> **Your assignment**
Which lines of the entries below hold the word "Subtotal"? Report each of them.

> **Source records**
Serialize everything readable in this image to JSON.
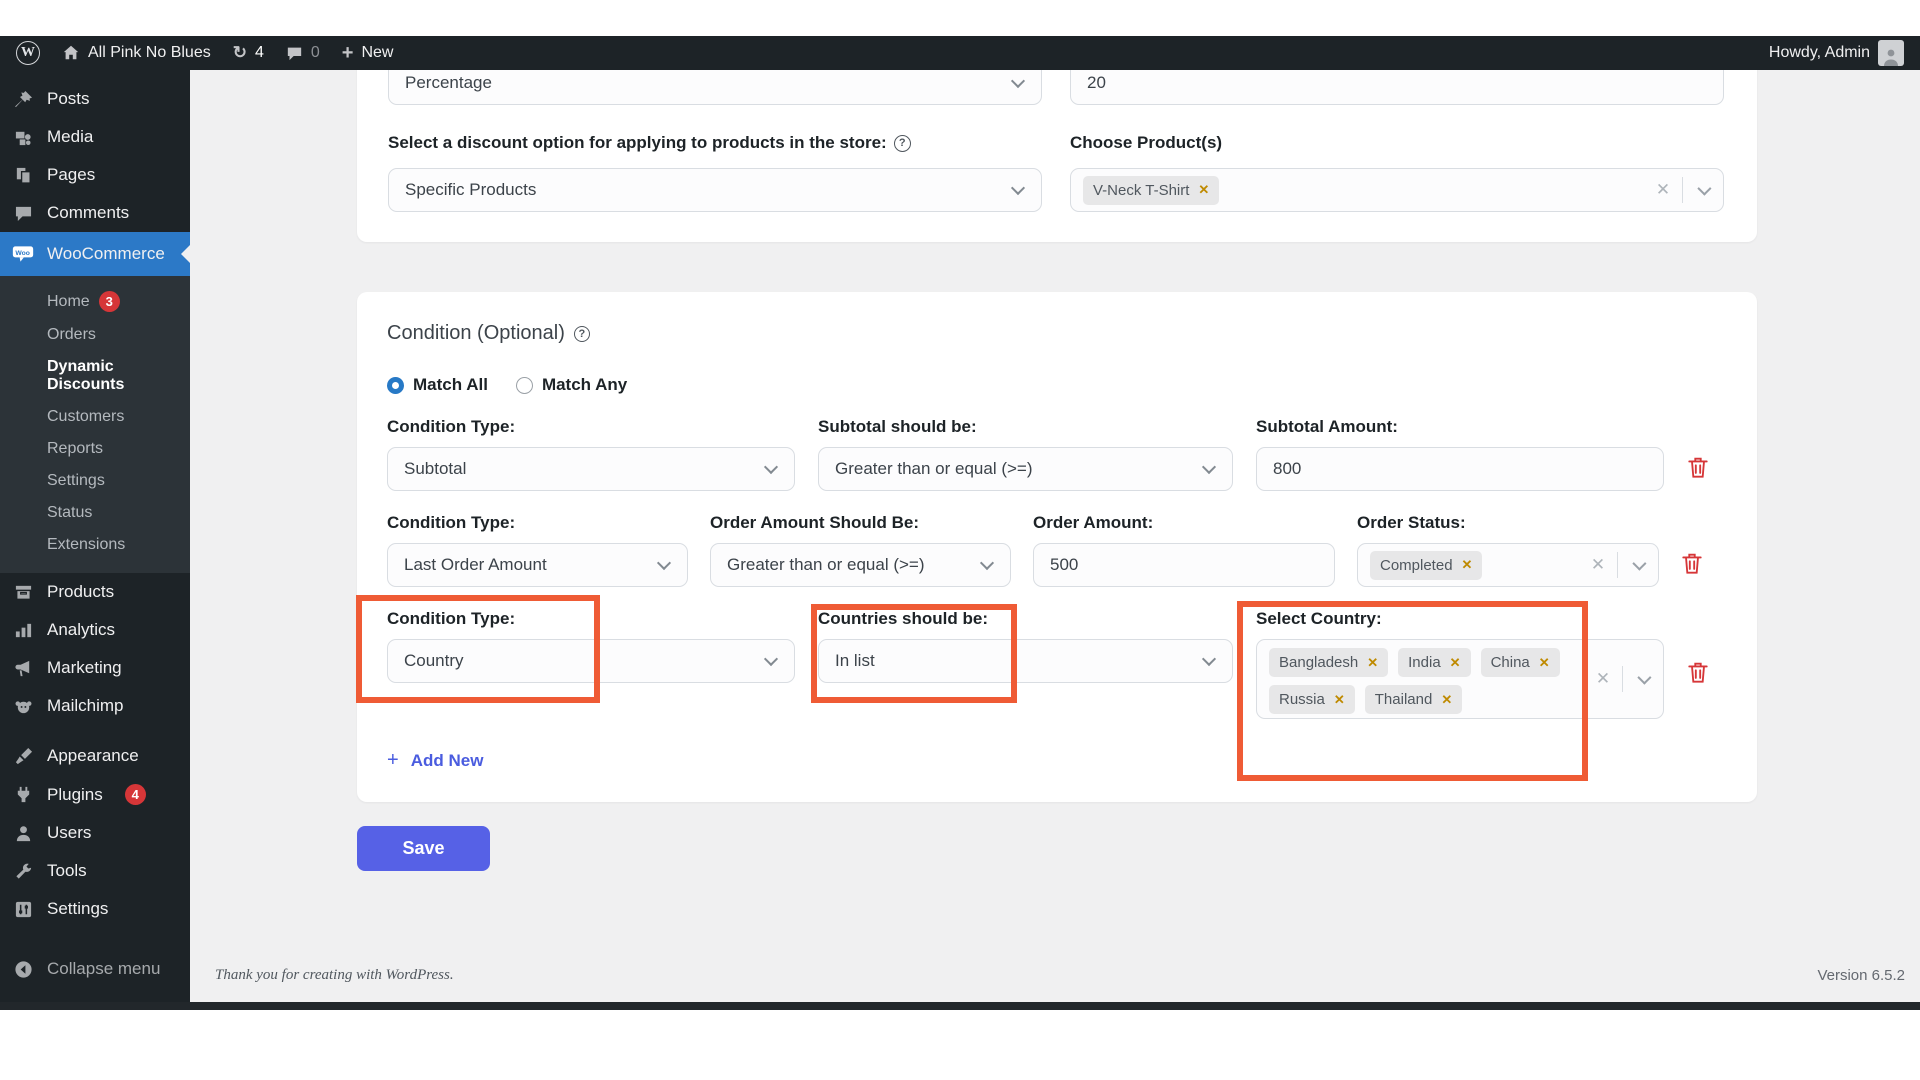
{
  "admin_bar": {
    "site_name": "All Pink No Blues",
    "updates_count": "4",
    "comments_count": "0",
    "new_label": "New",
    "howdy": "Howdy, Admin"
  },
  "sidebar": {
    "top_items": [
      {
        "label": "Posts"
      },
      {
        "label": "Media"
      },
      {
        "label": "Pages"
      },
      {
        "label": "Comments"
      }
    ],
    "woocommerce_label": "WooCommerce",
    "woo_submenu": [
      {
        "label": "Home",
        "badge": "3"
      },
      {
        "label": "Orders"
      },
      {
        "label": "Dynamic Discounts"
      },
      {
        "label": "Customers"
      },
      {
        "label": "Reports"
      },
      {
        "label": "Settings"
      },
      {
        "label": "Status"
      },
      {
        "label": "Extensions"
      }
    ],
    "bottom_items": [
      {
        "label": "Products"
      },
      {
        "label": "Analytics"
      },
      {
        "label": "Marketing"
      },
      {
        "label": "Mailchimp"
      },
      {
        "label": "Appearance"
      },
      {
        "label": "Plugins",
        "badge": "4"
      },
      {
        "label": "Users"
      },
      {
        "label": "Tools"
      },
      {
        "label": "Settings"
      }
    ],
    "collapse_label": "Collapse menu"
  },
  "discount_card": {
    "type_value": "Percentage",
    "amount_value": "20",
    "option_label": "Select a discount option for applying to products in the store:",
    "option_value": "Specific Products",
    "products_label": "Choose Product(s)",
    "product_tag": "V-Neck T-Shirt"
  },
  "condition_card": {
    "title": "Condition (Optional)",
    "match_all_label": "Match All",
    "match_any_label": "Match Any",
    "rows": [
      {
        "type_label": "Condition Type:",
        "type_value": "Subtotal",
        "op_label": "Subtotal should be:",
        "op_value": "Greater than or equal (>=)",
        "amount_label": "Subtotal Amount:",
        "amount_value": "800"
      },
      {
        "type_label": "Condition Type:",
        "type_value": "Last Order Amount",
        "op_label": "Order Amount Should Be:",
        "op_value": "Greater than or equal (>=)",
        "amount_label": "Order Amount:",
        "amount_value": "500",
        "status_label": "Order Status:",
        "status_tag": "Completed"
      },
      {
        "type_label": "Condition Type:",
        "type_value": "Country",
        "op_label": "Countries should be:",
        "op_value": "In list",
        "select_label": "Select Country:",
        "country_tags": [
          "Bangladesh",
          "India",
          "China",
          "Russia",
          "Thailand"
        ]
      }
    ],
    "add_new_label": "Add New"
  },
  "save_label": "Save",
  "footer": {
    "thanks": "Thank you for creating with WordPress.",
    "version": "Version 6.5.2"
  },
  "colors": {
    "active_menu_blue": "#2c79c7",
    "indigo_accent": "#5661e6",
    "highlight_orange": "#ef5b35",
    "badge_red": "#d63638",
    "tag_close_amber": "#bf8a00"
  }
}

> **Solution to the problem**
        "type_value": "Subtotal",
        "op_label": "Subtotal should be:",
        "amount_label": "Subtotal Amount:",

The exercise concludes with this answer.